Work to be completed. Print the complete listing so that it matches the original exactly.

▼▼▼

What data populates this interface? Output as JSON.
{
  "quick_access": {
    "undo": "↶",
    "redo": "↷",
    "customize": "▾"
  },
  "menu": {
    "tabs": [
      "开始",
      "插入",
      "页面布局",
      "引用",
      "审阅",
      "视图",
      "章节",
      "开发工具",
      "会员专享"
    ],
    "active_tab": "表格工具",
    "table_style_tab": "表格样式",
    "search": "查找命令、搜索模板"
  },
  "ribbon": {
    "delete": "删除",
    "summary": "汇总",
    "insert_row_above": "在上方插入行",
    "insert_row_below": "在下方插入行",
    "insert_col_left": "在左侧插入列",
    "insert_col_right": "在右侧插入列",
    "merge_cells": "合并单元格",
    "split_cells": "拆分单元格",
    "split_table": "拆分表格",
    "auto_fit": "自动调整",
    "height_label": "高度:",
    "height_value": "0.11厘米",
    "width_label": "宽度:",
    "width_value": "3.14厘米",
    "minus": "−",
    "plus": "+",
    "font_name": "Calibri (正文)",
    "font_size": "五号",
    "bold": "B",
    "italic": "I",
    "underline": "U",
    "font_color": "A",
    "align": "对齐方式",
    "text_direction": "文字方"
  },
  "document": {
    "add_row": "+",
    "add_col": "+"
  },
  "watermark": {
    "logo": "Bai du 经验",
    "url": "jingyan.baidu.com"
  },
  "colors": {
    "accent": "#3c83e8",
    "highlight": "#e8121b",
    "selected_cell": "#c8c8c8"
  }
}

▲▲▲

Problem solution.
What data populates this interface? Output as JSON.
{
  "quick_access": {
    "undo": "↶",
    "redo": "↷",
    "customize": "▾"
  },
  "menu": {
    "tabs": [
      "开始",
      "插入",
      "页面布局",
      "引用",
      "审阅",
      "视图",
      "章节",
      "开发工具",
      "会员专享"
    ],
    "active_tab": "表格工具",
    "table_style_tab": "表格样式",
    "search": "查找命令、搜索模板"
  },
  "ribbon": {
    "delete": "删除",
    "summary": "汇总",
    "insert_row_above": "在上方插入行",
    "insert_row_below": "在下方插入行",
    "insert_col_left": "在左侧插入列",
    "insert_col_right": "在右侧插入列",
    "merge_cells": "合并单元格",
    "split_cells": "拆分单元格",
    "split_table": "拆分表格",
    "auto_fit": "自动调整",
    "height_label": "高度:",
    "height_value": "0.11厘米",
    "width_label": "宽度:",
    "width_value": "3.14厘米",
    "minus": "−",
    "plus": "+",
    "font_name": "Calibri (正文)",
    "font_size": "五号",
    "bold": "B",
    "italic": "I",
    "underline": "U",
    "font_color": "A",
    "align": "对齐方式",
    "text_direction": "文字方"
  },
  "document": {
    "add_row": "+",
    "add_col": "+"
  },
  "watermark": {
    "logo": "Bai du 经验",
    "url": "jingyan.baidu.com"
  },
  "colors": {
    "accent": "#3c83e8",
    "highlight": "#e8121b",
    "selected_cell": "#c8c8c8"
  }
}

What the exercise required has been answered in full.